Sandra Perez Gluschankoff’s choice of title for The Last Fernandez marks the book as a potential winner before you read a word. Who was the first Fernandez? Is this the last remaining Fernandez, or the Fernandez before the present one? Good questions, and you need to read the book to find the answers, which is the whole idea of a good title.
But there’s much more to Fernandez than the cover. Gluschankoff keeps us fascinated with an ambitious tale that spans more than four centuries of spiritual communication between two women who suffer vicious persecution in their own times. Sara (Sarah) is a victim of the 14th-15th century Spanish Inquisition. Angelique falls prey to the brutal depredations of the Argentinian purges of the twentieth century. The two women are connected not only by their clairvoyance but by their music and their Judaism. It’s a powerful bond between modern and ancient traditions of persecution and survival, though sad to say, both traditions go back much farther than four centuries. There’s a lot of material to digest here, and I sometimes found that explanation and backstory interrupted the narrative.
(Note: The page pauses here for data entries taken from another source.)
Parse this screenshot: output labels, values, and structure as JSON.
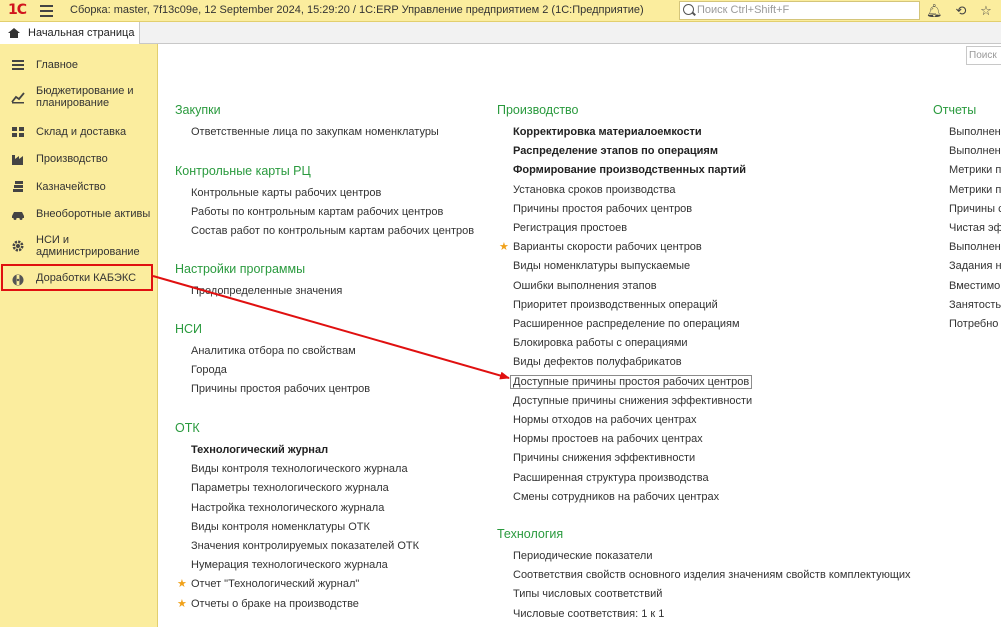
{
  "window": {
    "logo": "1С",
    "title": "Сборка: master, 7f13c09e, 12 September 2024, 15:29:20 / 1С:ERP Управление предприятием 2  (1С:Предприятие)",
    "search_placeholder": "Поиск Ctrl+Shift+F"
  },
  "tab": {
    "label": "Начальная страница"
  },
  "sidebar": {
    "items": [
      {
        "label": "Главное",
        "icon": "menu-lines-icon"
      },
      {
        "label": "Бюджетирование и планирование",
        "icon": "chart-icon"
      },
      {
        "label": "Склад и доставка",
        "icon": "warehouse-icon"
      },
      {
        "label": "Производство",
        "icon": "factory-icon"
      },
      {
        "label": "Казначейство",
        "icon": "coins-icon"
      },
      {
        "label": "Внеоборотные активы",
        "icon": "car-icon"
      },
      {
        "label": "НСИ и администрирование",
        "icon": "gear-icon"
      },
      {
        "label": "Доработки КАБЭКС",
        "icon": "kabeks-icon"
      }
    ]
  },
  "main": {
    "search_placeholder": "Поиск",
    "col1": [
      {
        "title": "Закупки",
        "links": [
          "Ответственные лица по закупкам номенклатуры"
        ]
      },
      {
        "title": "Контрольные карты РЦ",
        "links": [
          "Контрольные карты рабочих центров",
          "Работы по контрольным картам рабочих центров",
          "Состав работ по контрольным картам рабочих центров"
        ]
      },
      {
        "title": "Настройки программы",
        "links": [
          "Предопределенные значения"
        ]
      },
      {
        "title": "НСИ",
        "links": [
          "Аналитика отбора по свойствам",
          "Города",
          "Причины простоя рабочих центров"
        ]
      },
      {
        "title": "ОТК",
        "links": [
          "Технологический журнал",
          "Виды контроля технологического журнала",
          "Параметры технологического журнала",
          "Настройка технологического журнала",
          "Виды контроля номенклатуры ОТК",
          "Значения контролируемых показателей ОТК",
          "Нумерация технологического журнала",
          "Отчет \"Технологический журнал\"",
          "Отчеты о браке на производстве"
        ]
      }
    ],
    "col2": [
      {
        "title": "Производство",
        "links": [
          "Корректировка материалоемкости",
          "Распределение этапов по операциям",
          "Формирование производственных партий",
          "Установка сроков производства",
          "Причины простоя рабочих центров",
          "Регистрация простоев",
          "Варианты скорости рабочих центров",
          "Виды номенклатуры выпускаемые",
          "Ошибки выполнения этапов",
          "Приоритет производственных операций",
          "Расширенное распределение по операциям",
          "Блокировка работы с операциями",
          "Виды дефектов полуфабрикатов",
          "Доступные причины простоя рабочих центров",
          "Доступные причины снижения эффективности",
          "Нормы отходов на рабочих центрах",
          "Нормы простоев на рабочих центрах",
          "Причины снижения эффективности",
          "Расширенная структура производства",
          "Смены сотрудников на рабочих центрах"
        ]
      },
      {
        "title": "Технология",
        "links": [
          "Периодические показатели",
          "Соответствия свойств основного изделия значениям свойств комплектующих",
          "Типы числовых соответствий",
          "Числовые соответствия: 1 к 1"
        ]
      }
    ],
    "col3": [
      {
        "title": "Отчеты",
        "links": [
          "Выполнен",
          "Выполнен",
          "Метрики п",
          "Метрики п",
          "Причины с",
          "Чистая эф",
          "Выполнен",
          "Задания н",
          "Вместимо",
          "Занятость",
          "Потребно"
        ]
      }
    ]
  },
  "colors": {
    "accent_yellow": "#fbed9e",
    "group_green": "#2a9a3e",
    "callout_red": "#e01010",
    "star_orange": "#f0a11a"
  }
}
However, Gluschankoff knows better than to deliver pure polemic. She understands that even such a compelling history as this doesn’t make a novel. Amid the peril and the brutality, it’s the across-the-centuries love stories that give Fernandez its power and that make it a book you won’t easily set aside, nor want to. This is one absorbing and compelling read.